──────── Information given ────────

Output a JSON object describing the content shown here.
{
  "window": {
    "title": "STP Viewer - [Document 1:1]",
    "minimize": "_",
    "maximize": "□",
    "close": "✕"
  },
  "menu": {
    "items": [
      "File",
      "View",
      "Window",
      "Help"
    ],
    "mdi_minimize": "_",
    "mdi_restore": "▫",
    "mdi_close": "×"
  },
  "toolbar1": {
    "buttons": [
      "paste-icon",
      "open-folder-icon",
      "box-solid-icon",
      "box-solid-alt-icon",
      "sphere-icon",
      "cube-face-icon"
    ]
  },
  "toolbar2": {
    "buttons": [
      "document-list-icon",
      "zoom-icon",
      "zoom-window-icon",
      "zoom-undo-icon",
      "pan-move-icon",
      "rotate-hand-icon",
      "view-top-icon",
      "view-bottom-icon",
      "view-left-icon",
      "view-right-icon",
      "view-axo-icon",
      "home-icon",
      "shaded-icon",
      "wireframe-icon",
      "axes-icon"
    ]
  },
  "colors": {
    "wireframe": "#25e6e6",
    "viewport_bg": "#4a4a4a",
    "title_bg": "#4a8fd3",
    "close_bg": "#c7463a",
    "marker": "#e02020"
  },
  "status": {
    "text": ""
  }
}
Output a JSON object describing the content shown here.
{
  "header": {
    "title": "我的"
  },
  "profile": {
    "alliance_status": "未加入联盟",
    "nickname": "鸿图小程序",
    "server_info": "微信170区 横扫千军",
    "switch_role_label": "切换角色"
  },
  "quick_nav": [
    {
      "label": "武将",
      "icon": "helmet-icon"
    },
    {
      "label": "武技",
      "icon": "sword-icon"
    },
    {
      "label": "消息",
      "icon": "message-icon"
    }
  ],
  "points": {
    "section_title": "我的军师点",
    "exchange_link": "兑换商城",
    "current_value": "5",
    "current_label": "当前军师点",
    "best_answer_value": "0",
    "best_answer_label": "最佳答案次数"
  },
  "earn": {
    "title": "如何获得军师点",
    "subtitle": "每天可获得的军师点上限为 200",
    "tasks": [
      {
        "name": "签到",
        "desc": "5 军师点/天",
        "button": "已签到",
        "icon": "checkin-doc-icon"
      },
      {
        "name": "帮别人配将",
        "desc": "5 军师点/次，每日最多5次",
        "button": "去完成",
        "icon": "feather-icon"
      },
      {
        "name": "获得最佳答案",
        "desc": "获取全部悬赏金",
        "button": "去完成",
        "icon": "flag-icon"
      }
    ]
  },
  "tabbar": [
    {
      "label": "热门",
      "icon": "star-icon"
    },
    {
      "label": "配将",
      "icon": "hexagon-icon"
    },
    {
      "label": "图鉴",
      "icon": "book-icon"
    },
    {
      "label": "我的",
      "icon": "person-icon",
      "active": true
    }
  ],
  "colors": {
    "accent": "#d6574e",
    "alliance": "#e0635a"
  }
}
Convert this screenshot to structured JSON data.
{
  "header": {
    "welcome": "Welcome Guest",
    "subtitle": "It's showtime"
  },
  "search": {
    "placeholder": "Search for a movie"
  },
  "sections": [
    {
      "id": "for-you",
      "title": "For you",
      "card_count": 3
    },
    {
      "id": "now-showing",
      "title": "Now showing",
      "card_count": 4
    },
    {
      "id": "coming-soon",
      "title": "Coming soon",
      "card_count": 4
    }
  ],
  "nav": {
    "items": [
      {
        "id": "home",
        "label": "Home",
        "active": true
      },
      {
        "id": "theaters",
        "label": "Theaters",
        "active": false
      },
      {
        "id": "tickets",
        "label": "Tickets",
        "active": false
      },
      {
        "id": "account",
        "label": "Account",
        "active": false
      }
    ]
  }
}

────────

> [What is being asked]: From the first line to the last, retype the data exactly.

> [Result of the exercise]:
Output a JSON object describing the content shown here.
{
  "window": {
    "title": "STP Viewer - [Document 1:1]",
    "minimize": "_",
    "maximize": "□",
    "close": "✕"
  },
  "menu": {
    "items": [
      "File",
      "View",
      "Window",
      "Help"
    ],
    "mdi_minimize": "_",
    "mdi_restore": "▫",
    "mdi_close": "×"
  },
  "toolbar1": {
    "buttons": [
      "paste-icon",
      "open-folder-icon",
      "box-solid-icon",
      "box-solid-alt-icon",
      "sphere-icon",
      "cube-face-icon"
    ]
  },
  "toolbar2": {
    "buttons": [
      "document-list-icon",
      "zoom-icon",
      "zoom-window-icon",
      "zoom-undo-icon",
      "pan-move-icon",
      "rotate-hand-icon",
      "view-top-icon",
      "view-bottom-icon",
      "view-left-icon",
      "view-right-icon",
      "view-axo-icon",
      "home-icon",
      "shaded-icon",
      "wireframe-icon",
      "axes-icon"
    ]
  },
  "colors": {
    "wireframe": "#25e6e6",
    "viewport_bg": "#4a4a4a",
    "title_bg": "#4a8fd3",
    "close_bg": "#c7463a",
    "marker": "#e02020"
  },
  "status": {
    "text": ""
  }
}
Output a JSON object describing the content shown here.
{
  "header": {
    "title": "我的"
  },
  "profile": {
    "alliance_status": "未加入联盟",
    "nickname": "鸿图小程序",
    "server_info": "微信170区 横扫千军",
    "switch_role_label": "切换角色"
  },
  "quick_nav": [
    {
      "label": "武将",
      "icon": "helmet-icon"
    },
    {
      "label": "武技",
      "icon": "sword-icon"
    },
    {
      "label": "消息",
      "icon": "message-icon"
    }
  ],
  "points": {
    "section_title": "我的军师点",
    "exchange_link": "兑换商城",
    "current_value": "5",
    "current_label": "当前军师点",
    "best_answer_value": "0",
    "best_answer_label": "最佳答案次数"
  },
  "earn": {
    "title": "如何获得军师点",
    "subtitle": "每天可获得的军师点上限为 200",
    "tasks": [
      {
        "name": "签到",
        "desc": "5 军师点/天",
        "button": "已签到",
        "icon": "checkin-doc-icon"
      },
      {
        "name": "帮别人配将",
        "desc": "5 军师点/次，每日最多5次",
        "button": "去完成",
        "icon": "feather-icon"
      },
      {
        "name": "获得最佳答案",
        "desc": "获取全部悬赏金",
        "button": "去完成",
        "icon": "flag-icon"
      }
    ]
  },
  "tabbar": [
    {
      "label": "热门",
      "icon": "star-icon"
    },
    {
      "label": "配将",
      "icon": "hexagon-icon"
    },
    {
      "label": "图鉴",
      "icon": "book-icon"
    },
    {
      "label": "我的",
      "icon": "person-icon",
      "active": true
    }
  ],
  "colors": {
    "accent": "#d6574e",
    "alliance": "#e0635a"
  }
}
Convert this screenshot to structured JSON data.
{
  "header": {
    "welcome": "Welcome Guest",
    "subtitle": "It's showtime"
  },
  "search": {
    "placeholder": "Search for a movie"
  },
  "sections": [
    {
      "id": "for-you",
      "title": "For you",
      "card_count": 3
    },
    {
      "id": "now-showing",
      "title": "Now showing",
      "card_count": 4
    },
    {
      "id": "coming-soon",
      "title": "Coming soon",
      "card_count": 4
    }
  ],
  "nav": {
    "items": [
      {
        "id": "home",
        "label": "Home",
        "active": true
      },
      {
        "id": "theaters",
        "label": "Theaters",
        "active": false
      },
      {
        "id": "tickets",
        "label": "Tickets",
        "active": false
      },
      {
        "id": "account",
        "label": "Account",
        "active": false
      }
    ]
  }
}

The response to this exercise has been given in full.